Then I started looking into the web2c implementation in TeXLive. The whole code base is amazingly huge. This is not unexpected, TeX Live CD is more than 3GB. I began digging into the source tree, figuring out which part does what. It's a lengthy process. One day I got bored, and thought, why not release a TeX app based on the Aemula and see if anyone was interested or not. That was the TeX Notebook 1.0, and it was a relatively quicker job. After I submitted the app for review, I returned to the web2c port work, and had a break through. Everything began to fall into places. By the time TeX Notebook was approved (it took Apple about three weeks), I already had a working native version.

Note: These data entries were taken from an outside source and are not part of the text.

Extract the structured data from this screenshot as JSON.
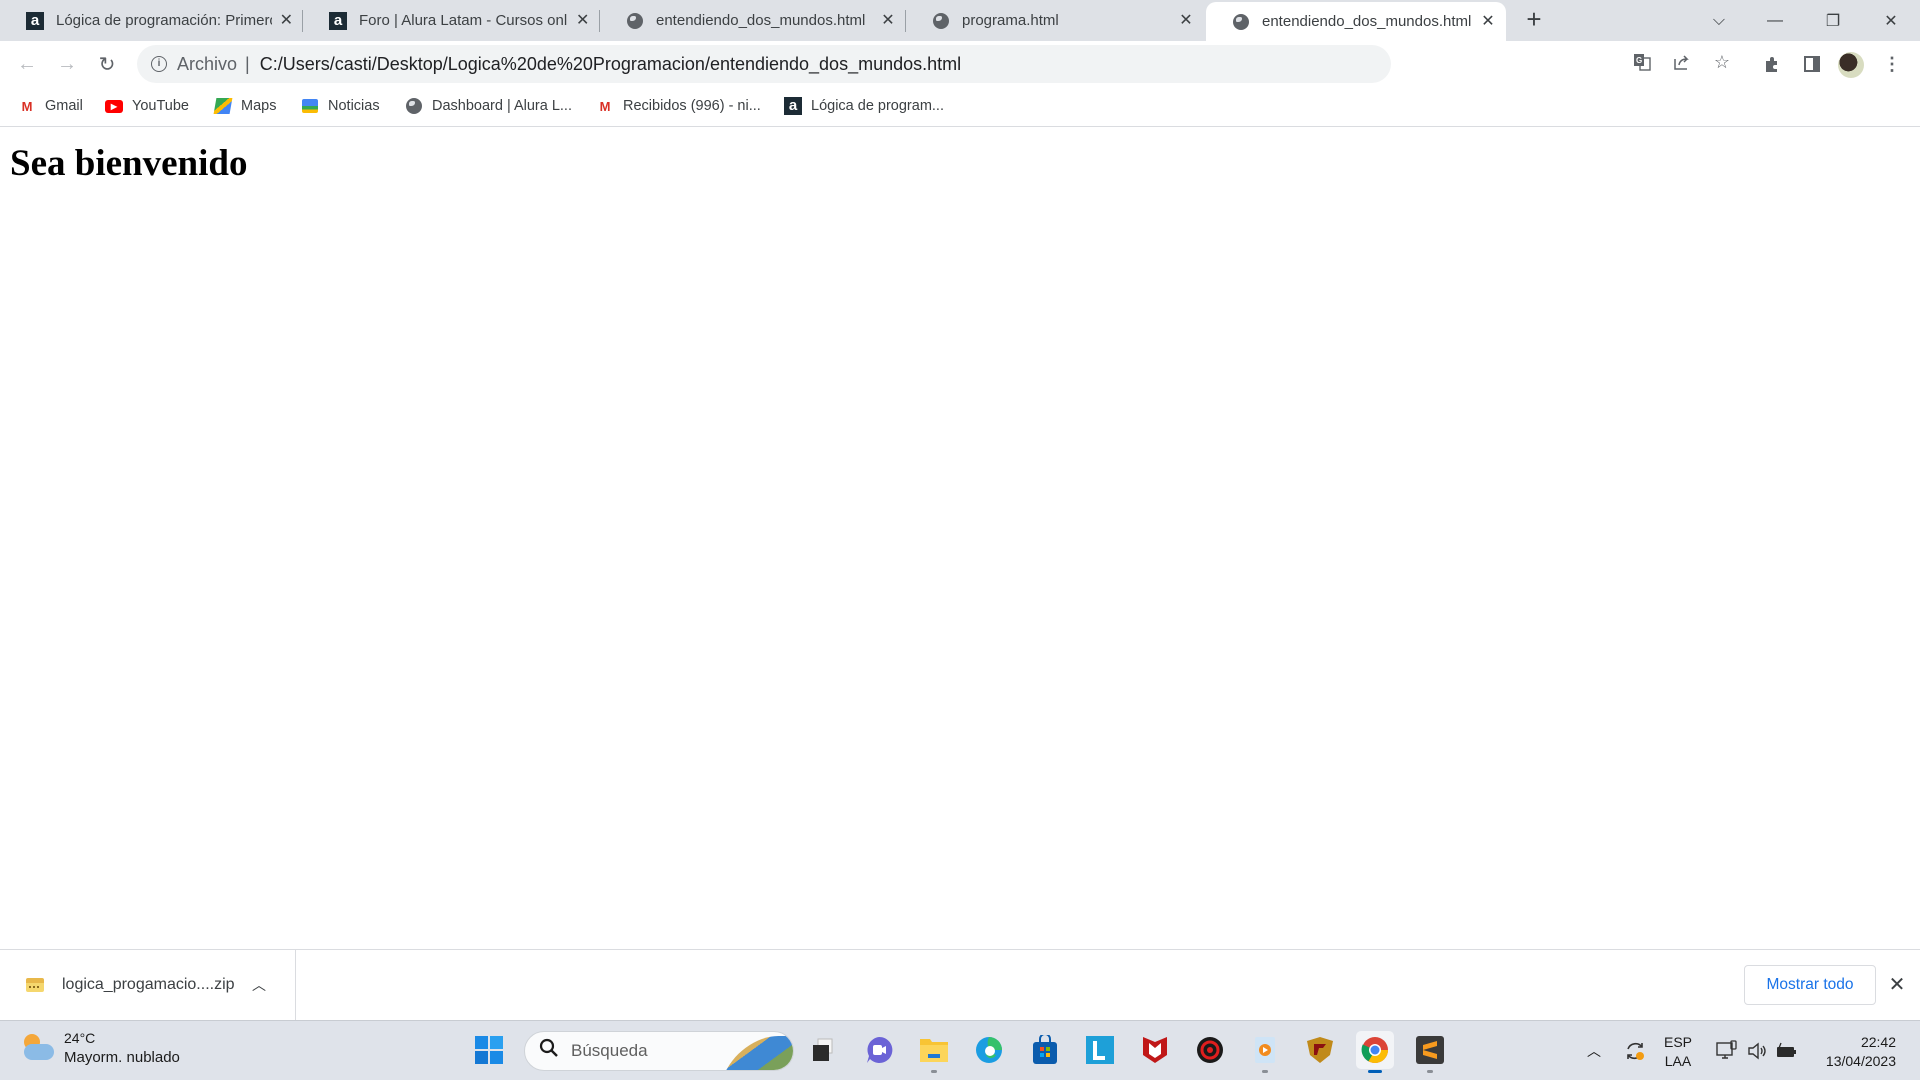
{
  "browser": {
    "tabs": [
      {
        "title": "Lógica de programación: Primeros pasos",
        "favicon": "alura-icon",
        "active": false
      },
      {
        "title": "Foro | Alura Latam - Cursos online",
        "favicon": "alura-icon",
        "active": false
      },
      {
        "title": "entendiendo_dos_mundos.html",
        "favicon": "globe-icon",
        "active": false
      },
      {
        "title": "programa.html",
        "favicon": "globe-icon",
        "active": false
      },
      {
        "title": "entendiendo_dos_mundos.html",
        "favicon": "globe-icon",
        "active": true
      }
    ],
    "new_tab_symbol": "+",
    "window_controls": {
      "tab_search": "⌵",
      "minimize": "—",
      "restore": "❐",
      "close": "✕"
    },
    "toolbar": {
      "back": "←",
      "forward": "→",
      "reload": "↻",
      "site_info_symbol": "i",
      "scheme_label": "Archivo",
      "url": "C:/Users/casti/Desktop/Logica%20de%20Programacion/entendiendo_dos_mundos.html"
    },
    "bookmarks": [
      {
        "label": "Gmail",
        "icon": "gmail-icon"
      },
      {
        "label": "YouTube",
        "icon": "youtube-icon"
      },
      {
        "label": "Maps",
        "icon": "maps-icon"
      },
      {
        "label": "Noticias",
        "icon": "news-icon"
      },
      {
        "label": "Dashboard | Alura L...",
        "icon": "globe-icon"
      },
      {
        "label": "Recibidos (996) - ni...",
        "icon": "gmail-icon"
      },
      {
        "label": "Lógica de program...",
        "icon": "alura-icon"
      }
    ]
  },
  "page": {
    "heading": "Sea bienvenido"
  },
  "downloads": {
    "file_name": "logica_progamacio....zip",
    "show_all_label": "Mostrar todo"
  },
  "taskbar": {
    "weather": {
      "temperature": "24°C",
      "description": "Mayorm. nublado"
    },
    "search_placeholder": "Búsqueda",
    "apps": [
      "start",
      "task-view",
      "teams-chat",
      "file-explorer",
      "edge",
      "microsoft-store",
      "l-app",
      "mcafee",
      "driver-booster",
      "media-player",
      "game-app",
      "chrome",
      "sublime-text"
    ],
    "active_app": "chrome",
    "language": {
      "top": "ESP",
      "bottom": "LAA"
    },
    "clock": {
      "time": "22:42",
      "date": "13/04/2023"
    }
  },
  "colors": {
    "tabstrip_bg": "#dee1e6",
    "link_blue": "#1a73e8",
    "taskbar_bg": "#dfe3ea"
  }
}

Then I realized that I need to update the app with the latest build as soon as possible. But it's too late, somebody (actually a developer working on a TeX app and knowing how impossible it is) became so interested into this app, already unpacked the app bundle, discovered the secret, and wrote a post that even got into the front page of hacker news (Funny thing is, when the native and faster version came out, no HNer seems to be interested). A few days later, TeX Notebook was replaced by TeX Writer -- the native version that most of you are running now. That is pretty much the whole story as you know it now.